|The Health Record Review
by Jeff Rowe, Editor
Posted on Wed, Nov 28, 2012 - 10:55 am
Health IT, the conventional wisdom goes, will lower healthcare costs in part by enabling patients to get access to their providers without actually going in to see them.
But a new study published in the Journal of the American Medical Association suggests otherwise. Unfortunately, the full report is available only to JAMA subscribers, but the abstract provides the salient details.
First, this study followed earlier ones which suggested “that providing patients with online access to health records and e-mail communication with physicians may substitute for traditional health care services.” To test that premise, researchers conducted a retrospective cohort study of the use of health care services by members who were continuously enrolled for at least 24 months during the study period March 2005 through June 2010 in Kaiser Permanente Colorado, a group model, integrated health care delivery system.”
Providing some background, this observer notes that “Kaiser Permanente Colorado added “MyHealthManager” (MHM) to their EHR in May 2006. MHM allows patients to view tests, records, problem lists as well as care plans, schedule appointments, request refills and message their doctors. By June of 2009, over 375,000 Kaiser patients had signed up for MHM. Of those, about 45% had used the system at least once. Of this number, Kaiser researchers pulled the records of 44,321 persons who had been continuously enrolled in the Kaiser system for at least two years.”
In the study, “this group was retrospectively matched to a control group of Kaiser patients who had not signed up for MHM.”
The results? Among those who used the portal, there was an increase in office visits, phone calls and after-hours clinic visits, among other things, when compared to those patients who didn’t use the portal.
As we’ve said when reporting “good news” studies, one study does not a conclusion make. But there is a certain logic to the results. After all, patients who are more plugged in may also be more inclined to act on their better information, which means they’ll be more inclined to make more, rather than less, use of the healthcare system.

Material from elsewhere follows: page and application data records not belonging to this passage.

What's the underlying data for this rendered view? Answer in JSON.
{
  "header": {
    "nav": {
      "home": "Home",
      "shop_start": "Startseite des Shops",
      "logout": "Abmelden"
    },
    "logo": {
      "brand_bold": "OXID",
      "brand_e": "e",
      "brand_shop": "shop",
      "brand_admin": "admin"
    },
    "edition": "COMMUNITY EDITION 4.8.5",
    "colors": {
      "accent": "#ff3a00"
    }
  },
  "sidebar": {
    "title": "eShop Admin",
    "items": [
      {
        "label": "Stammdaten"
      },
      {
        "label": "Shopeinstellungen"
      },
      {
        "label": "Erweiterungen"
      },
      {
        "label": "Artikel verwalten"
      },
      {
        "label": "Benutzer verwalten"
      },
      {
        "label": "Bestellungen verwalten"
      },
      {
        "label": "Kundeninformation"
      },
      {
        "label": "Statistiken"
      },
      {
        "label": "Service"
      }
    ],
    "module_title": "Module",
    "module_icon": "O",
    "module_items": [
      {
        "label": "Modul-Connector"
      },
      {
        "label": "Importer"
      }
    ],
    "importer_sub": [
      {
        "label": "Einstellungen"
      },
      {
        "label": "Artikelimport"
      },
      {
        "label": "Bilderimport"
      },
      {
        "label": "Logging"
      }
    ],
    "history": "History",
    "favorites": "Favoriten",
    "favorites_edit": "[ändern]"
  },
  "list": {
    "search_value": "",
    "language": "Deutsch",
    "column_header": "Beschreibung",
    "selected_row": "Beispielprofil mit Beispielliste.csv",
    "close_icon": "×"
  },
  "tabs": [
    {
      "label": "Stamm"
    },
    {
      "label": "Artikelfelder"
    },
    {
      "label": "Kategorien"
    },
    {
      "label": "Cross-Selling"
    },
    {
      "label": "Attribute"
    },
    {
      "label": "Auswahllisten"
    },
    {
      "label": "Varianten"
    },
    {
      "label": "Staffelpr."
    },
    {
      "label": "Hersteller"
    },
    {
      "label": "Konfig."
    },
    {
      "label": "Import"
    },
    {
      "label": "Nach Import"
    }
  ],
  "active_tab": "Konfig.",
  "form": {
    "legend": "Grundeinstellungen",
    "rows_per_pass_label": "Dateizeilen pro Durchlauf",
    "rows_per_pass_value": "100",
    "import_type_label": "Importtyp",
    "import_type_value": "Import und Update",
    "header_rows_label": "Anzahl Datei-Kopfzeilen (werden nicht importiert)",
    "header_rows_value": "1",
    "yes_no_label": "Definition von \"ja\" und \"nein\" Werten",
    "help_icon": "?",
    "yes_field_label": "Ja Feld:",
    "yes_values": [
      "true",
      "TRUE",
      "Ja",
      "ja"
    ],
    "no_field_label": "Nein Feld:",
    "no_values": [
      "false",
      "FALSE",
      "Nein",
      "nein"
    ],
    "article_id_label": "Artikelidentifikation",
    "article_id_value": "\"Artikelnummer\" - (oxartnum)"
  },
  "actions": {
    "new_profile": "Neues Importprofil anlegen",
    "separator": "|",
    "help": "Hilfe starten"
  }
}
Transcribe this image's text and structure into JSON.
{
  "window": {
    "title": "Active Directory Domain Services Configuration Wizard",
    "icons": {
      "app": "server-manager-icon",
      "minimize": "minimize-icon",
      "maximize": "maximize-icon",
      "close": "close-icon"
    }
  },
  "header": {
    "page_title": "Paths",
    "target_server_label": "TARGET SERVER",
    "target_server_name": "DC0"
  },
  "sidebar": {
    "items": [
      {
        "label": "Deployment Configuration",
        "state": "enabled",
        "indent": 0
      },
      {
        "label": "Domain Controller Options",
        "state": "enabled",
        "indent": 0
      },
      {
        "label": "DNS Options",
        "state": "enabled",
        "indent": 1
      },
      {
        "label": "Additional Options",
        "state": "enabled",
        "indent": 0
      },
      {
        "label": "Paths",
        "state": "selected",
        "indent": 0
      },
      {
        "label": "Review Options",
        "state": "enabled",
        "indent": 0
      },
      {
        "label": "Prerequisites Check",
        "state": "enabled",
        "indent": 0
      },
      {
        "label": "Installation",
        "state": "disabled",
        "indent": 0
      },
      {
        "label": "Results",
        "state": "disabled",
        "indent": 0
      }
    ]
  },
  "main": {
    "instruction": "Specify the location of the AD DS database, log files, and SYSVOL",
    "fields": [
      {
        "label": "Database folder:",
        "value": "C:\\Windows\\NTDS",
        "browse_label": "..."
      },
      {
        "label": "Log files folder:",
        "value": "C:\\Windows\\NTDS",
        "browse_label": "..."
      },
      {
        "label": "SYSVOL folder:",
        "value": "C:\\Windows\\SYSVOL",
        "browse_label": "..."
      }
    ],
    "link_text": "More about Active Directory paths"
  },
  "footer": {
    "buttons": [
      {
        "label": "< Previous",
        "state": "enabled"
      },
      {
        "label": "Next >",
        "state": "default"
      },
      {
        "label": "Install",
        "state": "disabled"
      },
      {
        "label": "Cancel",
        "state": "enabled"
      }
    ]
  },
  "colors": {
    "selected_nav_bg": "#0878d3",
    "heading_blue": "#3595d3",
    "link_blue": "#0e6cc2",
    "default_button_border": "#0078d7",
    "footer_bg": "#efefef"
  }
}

At the very least, the results merit further consideration by policymakers, and similar studies should be conducted elsewhere.